Trump’s Exit Strategy
I’ve said from the beginning that Donald Trump isn’t running a political campaign; he’s running a business campaign. The only thing I couldn’t figure out was his exit strategy.
Fair enough: I didn’t expect Trump to win the Republican nomination. I forgot what I learned during the 2012 campaign, which is that the Republican Party is “intellectually and politically bankrupt.” The GOP lacked the resources to stop Trump’s hostile takeover.
But I remain convinced that the last thing Trump wants is to live under the constraints of the presidency. When Trump picked running mate Mike Pence, I thought his exit strategy might be to get elected, issue a bunch of executive orders for a few weeks, and resign.
But this week’s events suggest a different exit strategy. Trump may be an idiot, but he isn’t stupid. He knows his polls have tanked, and he knows it’s because of his bomb-throwing provocations. Yet he shakes up his campaign in a way that says out loud that he wants to continue with the provocations.

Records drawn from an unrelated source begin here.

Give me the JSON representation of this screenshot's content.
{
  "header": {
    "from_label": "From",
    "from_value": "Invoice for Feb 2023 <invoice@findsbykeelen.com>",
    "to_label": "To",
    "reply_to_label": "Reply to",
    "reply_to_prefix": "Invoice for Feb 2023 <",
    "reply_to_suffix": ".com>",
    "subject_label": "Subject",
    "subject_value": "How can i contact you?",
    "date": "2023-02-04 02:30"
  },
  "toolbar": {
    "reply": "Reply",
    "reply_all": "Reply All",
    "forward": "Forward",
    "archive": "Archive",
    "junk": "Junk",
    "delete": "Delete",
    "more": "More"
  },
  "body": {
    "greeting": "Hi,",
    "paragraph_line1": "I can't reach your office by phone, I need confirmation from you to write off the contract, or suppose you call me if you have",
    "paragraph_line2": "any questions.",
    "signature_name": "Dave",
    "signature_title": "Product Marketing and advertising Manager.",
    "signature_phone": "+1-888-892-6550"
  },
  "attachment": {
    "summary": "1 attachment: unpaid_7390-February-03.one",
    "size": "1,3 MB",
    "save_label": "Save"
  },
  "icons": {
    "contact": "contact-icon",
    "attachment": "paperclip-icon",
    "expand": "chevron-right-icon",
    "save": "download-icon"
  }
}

Trump’s new campaign chairman is Steve Bannon, bomb-thrower extraordinaire. Bannon excels at destructive, anti-establishment, fact-free rhetoric, shows a special fondness for conspiracy theories, hates the Republican Party establishment, and adores Donald Trump. One thing we can be pretty sure he has no aptitude for is running a successful national political campaign.
Trump’s new debate prep adviser is Roger Ailes, disgraced exile from Fox News. As the founding CEO at Fox, Ailes built the most popular cable news network and a hugely profitable enterprise. Ailes made Fox News one of the most, if not the most, politically influential media organization in American history. Although Ailes worked as a political consultant before going to Fox, there is no particular reason to believe that he is especially skilled at advising presidential candidates in debate tactics.
Trump has already laid the foundation for his post-defeat career with his claim that the election will be “rigged,” and his bizarre assertion that “the only way” he could lose the vote in Pennsylvania is if “they cheat.”
As a birther, Trump spent a lot of time and energy attacking the legitimacy of Barack Obama’s presidency. As a rigged election “truther,” Trump will spend even more time and energy attacking the legitimacy of Hillary Clinton’s presidency. Although the media eagerly gave Trump’s birther rantings plenty of play, the bottomless pit of need for attention that is Trump’s narcissism would be better fulfilled if Trump had his own platform, rather than having to rely on media outlets he doesn’t control.
For varying reasons, Trump, Bannon and Ailes would no doubt love to launch a competitor to Fox News. For Trump, controlling his own media platform would serve his insatiable need for validation, both in the form of attention to him personally and in the form of business success.
Although Trump claims to be worth $10 billion, based on his supposed business genius, the hallmarks of his business career are not profit-making successes, but clever bankruptcies, stubborn litigation, and quixotic failures like Trump University. Fortune magazine, among others, calculates that Trump would have done better by taking his inheritance and investing it in S&P index fund.
Politically, Trump has a relatively small but intensely loyal following. You can’t win a presidential election with a few million loyal voters, but you can build one heck of a media network with a few million loyal readers, listeners and viewers. Fox makes billions; Trump pretends he’s made billions, but would no doubt prefer the real thing.
Controlling a media outlet would give Trump the platform he needs to continue his white nationalist movement and the freedom he wants to continue his bomb-throwing. Ailes is not known for his concern for objectivity, and Bannon is not known for his concern for facts. Trump cares about neither. Trump will spend the next four years tearing at the Clinton Administration and the Republican Party.
In other words, Trump’s defeat on November 8 isn’t the end of the nightmare.